As I’ve written in the past, I’ve been an on-again, off-again fan of professional wrestling for going on two decades now. In that time, I’ve had the opportunity to meet several of my favorites in person, but I never had the chance to attend a show live.
That was until last month.
Through my work here at the Herald Democrat, I was given the chance to attend my first live show with Texoma Pro Wrestling. While it was certainly different than watching it on television, I thoroughly enjoyed myself.
As a bit of background, my editor tasked members of the newsroom to write a story that is impactful, important or interesting to us by the end of the year. Initially, very few ideas came to mind as I live a fairly quiet life outside the job. However, after thinking it over, I decided to write about the local independent wrestling federation that operates out of Sherman.
The reason really was two-fold. On one hand, it gave me the opportunity to look into something I didn’t know about, namely the local wrestling scene. Secondly, at its heart, I knew that there would be a human element to the story as I talked to the men behind the personas in the ring. This may be a wrestling story, but I also felt it could be a human-interest and lifestyle story; something that I am not the most experienced at.
In short, the story gave me the opportunity to learn something new while honing my skills in a place I don’t usually get to use them.
What surprised me about the story was how open the guys that I spoke to were about their craft. Say what you will about the nature of wrestling, but I was still surprised by how candid they were about the job.
I know enough to know that the life of a professional wrestler can be tough; it doesn’t take one to know this. The hours (and travel) can be long, in some cases the pay barely covers the gas money, and despite the scripted nature, the bumps and falls still hurt.

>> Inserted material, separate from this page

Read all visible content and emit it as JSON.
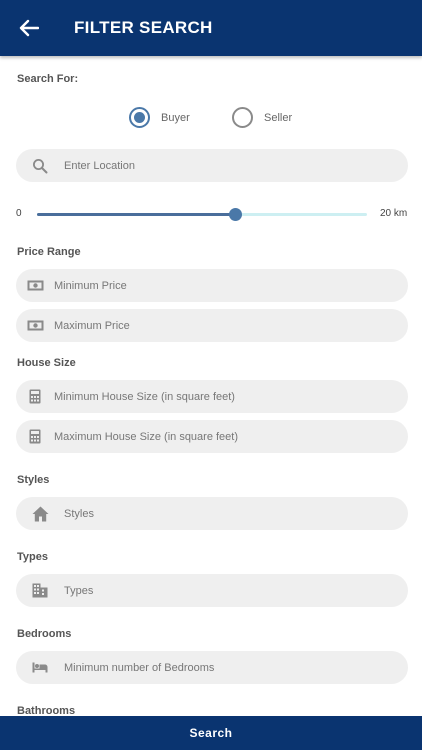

All that said, it is another thing to be able to put a human face and voice to it all.